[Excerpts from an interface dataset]
┏━━

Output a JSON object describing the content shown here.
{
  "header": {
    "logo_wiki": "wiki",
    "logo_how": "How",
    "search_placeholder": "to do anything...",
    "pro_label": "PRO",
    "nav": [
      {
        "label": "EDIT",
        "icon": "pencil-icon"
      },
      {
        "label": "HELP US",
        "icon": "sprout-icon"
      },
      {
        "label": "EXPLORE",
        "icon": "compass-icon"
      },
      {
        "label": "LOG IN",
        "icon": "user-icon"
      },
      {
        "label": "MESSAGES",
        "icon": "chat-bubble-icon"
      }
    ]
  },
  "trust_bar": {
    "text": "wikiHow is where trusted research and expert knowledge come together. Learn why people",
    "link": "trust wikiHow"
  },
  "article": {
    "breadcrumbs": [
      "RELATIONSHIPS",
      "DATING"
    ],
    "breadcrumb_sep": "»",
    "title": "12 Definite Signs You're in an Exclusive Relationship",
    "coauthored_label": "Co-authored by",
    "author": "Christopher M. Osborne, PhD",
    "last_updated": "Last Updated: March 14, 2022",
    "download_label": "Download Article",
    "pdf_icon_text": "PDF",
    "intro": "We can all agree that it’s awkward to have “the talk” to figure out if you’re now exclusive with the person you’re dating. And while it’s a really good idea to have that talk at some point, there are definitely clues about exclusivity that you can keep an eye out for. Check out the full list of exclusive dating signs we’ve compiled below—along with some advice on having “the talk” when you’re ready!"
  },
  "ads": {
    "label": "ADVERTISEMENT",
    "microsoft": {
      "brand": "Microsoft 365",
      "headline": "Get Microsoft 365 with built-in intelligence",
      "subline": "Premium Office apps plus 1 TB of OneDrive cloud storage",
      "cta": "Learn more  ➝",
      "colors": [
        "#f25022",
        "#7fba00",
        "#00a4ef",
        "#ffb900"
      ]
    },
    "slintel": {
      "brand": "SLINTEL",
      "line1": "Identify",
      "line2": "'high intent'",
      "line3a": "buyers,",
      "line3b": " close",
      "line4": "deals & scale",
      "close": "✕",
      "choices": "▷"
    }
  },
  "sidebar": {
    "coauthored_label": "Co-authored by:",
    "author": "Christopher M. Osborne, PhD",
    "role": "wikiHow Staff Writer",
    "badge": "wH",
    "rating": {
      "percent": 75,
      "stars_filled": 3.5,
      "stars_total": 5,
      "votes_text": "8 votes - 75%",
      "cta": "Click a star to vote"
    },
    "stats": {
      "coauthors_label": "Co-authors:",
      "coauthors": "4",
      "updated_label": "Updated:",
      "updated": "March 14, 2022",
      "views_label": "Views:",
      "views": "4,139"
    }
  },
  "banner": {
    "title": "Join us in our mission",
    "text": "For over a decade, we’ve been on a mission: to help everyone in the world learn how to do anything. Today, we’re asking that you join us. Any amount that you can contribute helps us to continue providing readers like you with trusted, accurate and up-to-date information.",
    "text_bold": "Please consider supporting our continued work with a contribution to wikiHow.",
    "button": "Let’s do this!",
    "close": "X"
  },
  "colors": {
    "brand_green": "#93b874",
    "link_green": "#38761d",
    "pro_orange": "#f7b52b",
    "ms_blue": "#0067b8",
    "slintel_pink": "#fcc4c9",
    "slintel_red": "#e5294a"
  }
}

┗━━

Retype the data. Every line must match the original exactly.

- _Task solution_
Output a JSON object describing the content shown here.
{
  "header": {
    "logo_wiki": "wiki",
    "logo_how": "How",
    "search_placeholder": "to do anything...",
    "pro_label": "PRO",
    "nav": [
      {
        "label": "EDIT",
        "icon": "pencil-icon"
      },
      {
        "label": "HELP US",
        "icon": "sprout-icon"
      },
      {
        "label": "EXPLORE",
        "icon": "compass-icon"
      },
      {
        "label": "LOG IN",
        "icon": "user-icon"
      },
      {
        "label": "MESSAGES",
        "icon": "chat-bubble-icon"
      }
    ]
  },
  "trust_bar": {
    "text": "wikiHow is where trusted research and expert knowledge come together. Learn why people",
    "link": "trust wikiHow"
  },
  "article": {
    "breadcrumbs": [
      "RELATIONSHIPS",
      "DATING"
    ],
    "breadcrumb_sep": "»",
    "title": "12 Definite Signs You're in an Exclusive Relationship",
    "coauthored_label": "Co-authored by",
    "author": "Christopher M. Osborne, PhD",
    "last_updated": "Last Updated: March 14, 2022",
    "download_label": "Download Article",
    "pdf_icon_text": "PDF",
    "intro": "We can all agree that it’s awkward to have “the talk” to figure out if you’re now exclusive with the person you’re dating. And while it’s a really good idea to have that talk at some point, there are definitely clues about exclusivity that you can keep an eye out for. Check out the full list of exclusive dating signs we’ve compiled below—along with some advice on having “the talk” when you’re ready!"
  },
  "ads": {
    "label": "ADVERTISEMENT",
    "microsoft": {
      "brand": "Microsoft 365",
      "headline": "Get Microsoft 365 with built-in intelligence",
      "subline": "Premium Office apps plus 1 TB of OneDrive cloud storage",
      "cta": "Learn more  ➝",
      "colors": [
        "#f25022",
        "#7fba00",
        "#00a4ef",
        "#ffb900"
      ]
    },
    "slintel": {
      "brand": "SLINTEL",
      "line1": "Identify",
      "line2": "'high intent'",
      "line3a": "buyers,",
      "line3b": " close",
      "line4": "deals & scale",
      "close": "✕",
      "choices": "▷"
    }
  },
  "sidebar": {
    "coauthored_label": "Co-authored by:",
    "author": "Christopher M. Osborne, PhD",
    "role": "wikiHow Staff Writer",
    "badge": "wH",
    "rating": {
      "percent": 75,
      "stars_filled": 3.5,
      "stars_total": 5,
      "votes_text": "8 votes - 75%",
      "cta": "Click a star to vote"
    },
    "stats": {
      "coauthors_label": "Co-authors:",
      "coauthors": "4",
      "updated_label": "Updated:",
      "updated": "March 14, 2022",
      "views_label": "Views:",
      "views": "4,139"
    }
  },
  "banner": {
    "title": "Join us in our mission",
    "text": "For over a decade, we’ve been on a mission: to help everyone in the world learn how to do anything. Today, we’re asking that you join us. Any amount that you can contribute helps us to continue providing readers like you with trusted, accurate and up-to-date information.",
    "text_bold": "Please consider supporting our continued work with a contribution to wikiHow.",
    "button": "Let’s do this!",
    "close": "X"
  },
  "colors": {
    "brand_green": "#93b874",
    "link_green": "#38761d",
    "pro_orange": "#f7b52b",
    "ms_blue": "#0067b8",
    "slintel_pink": "#fcc4c9",
    "slintel_red": "#e5294a"
  }
}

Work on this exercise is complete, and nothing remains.